Hundreds of thousands of villages are without a Christian witness, and there are 11,000 unreached people groups in the world still without a church! Most of these are in Asia.

Many times, when I quote these gigantic numbers to audiences, I see eyes glaze over. These numbers have been heard so many times they have lost their impact. But remember, we’re talking about real people with lost souls. These are not monkeys jumping up and down, or fish in the sea, but people who are born and die, love and hate. They suffer loneliness, guilt and pain just as you and I do.

Compare this crying need overseas to the present situation in the United States alone:

More that one million Americans are ordained ministers, leaving one preacher for every 240 persons.

There are more than 360,921 churches, 6,100 Christian bookstores, 1,393 Christian radio stations, 259 Christian television stations and 1,068 producers of religious broadcasts. Also, we have countless Christian schools, colleges and seminaries.

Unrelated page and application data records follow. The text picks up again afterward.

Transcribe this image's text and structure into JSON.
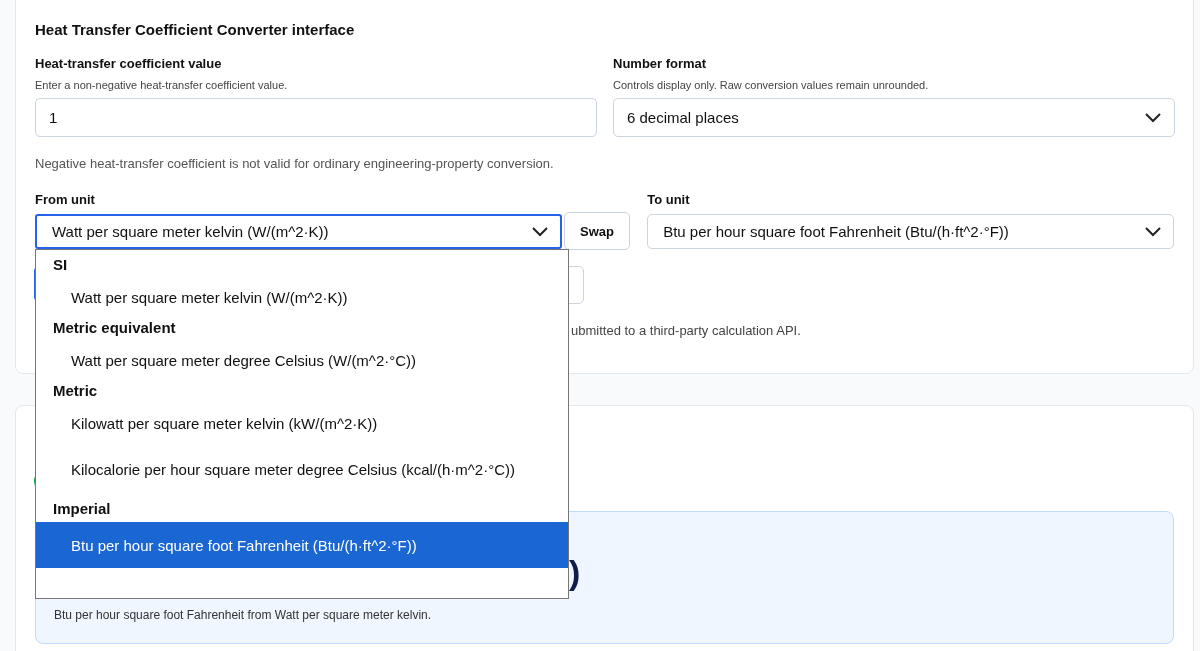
{
  "title": "Heat Transfer Coefficient Converter interface",
  "value_field": {
    "label": "Heat-transfer coefficient value",
    "hint": "Enter a non-negative heat-transfer coefficient value.",
    "value": "1"
  },
  "number_format": {
    "label": "Number format",
    "hint": "Controls display only. Raw conversion values remain unrounded.",
    "value": "6 decimal places"
  },
  "note": "Negative heat-transfer coefficient is not valid for ordinary engineering-property conversion.",
  "from_unit": {
    "label": "From unit",
    "value": "Watt per square meter kelvin (W/(m^2·K))"
  },
  "swap_button": "Swap",
  "to_unit": {
    "label": "To unit",
    "value": "Btu per hour square foot Fahrenheit (Btu/(h·ft^2·°F))"
  },
  "dropdown": {
    "groups": [
      {
        "label": "SI",
        "options": [
          {
            "label": "Watt per square meter kelvin (W/(m^2·K))",
            "selected": false
          }
        ]
      },
      {
        "label": "Metric equivalent",
        "options": [
          {
            "label": "Watt per square meter degree Celsius (W/(m^2·°C))",
            "selected": false
          }
        ]
      },
      {
        "label": "Metric",
        "options": [
          {
            "label": "Kilowatt per square meter kelvin (kW/(m^2·K))",
            "selected": false
          },
          {
            "label": "Kilocalorie per hour square meter degree Celsius (kcal/(h·m^2·°C))",
            "selected": false
          }
        ]
      },
      {
        "label": "Imperial",
        "options": [
          {
            "label": "Btu per hour square foot Fahrenheit (Btu/(h·ft^2·°F))",
            "selected": true
          }
        ]
      }
    ]
  },
  "api_note": "ubmitted to a third-party calculation API.",
  "result": {
    "value": ")",
    "caption": "Btu per hour square foot Fahrenheit from Watt per square meter kelvin."
  }
}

More than ninety-five percent of the total church budget in the United States is spent at home to maintain programs rather than to reach out in missions. Of the five percent that goes overseas to missions, one percent is used to reach the unreached.

Only one out of every 171 North American missionaries serving overseas is concentrating on going to the unreached peoples.

The situation here at home is scandalous. A tiny slice of the world’s population, living in the U.S. and Canada, is getting stuffed with the gospel over and over while most of the world is still waiting for a first bite.

Our first reaction, I suppose, should be to fall on our knees and thank God for the privilege of living in a nation that is super-saturated with the gospel. But next, we need to ask ourselves seriously why God has given the United States these tremendous material and spiritual resources.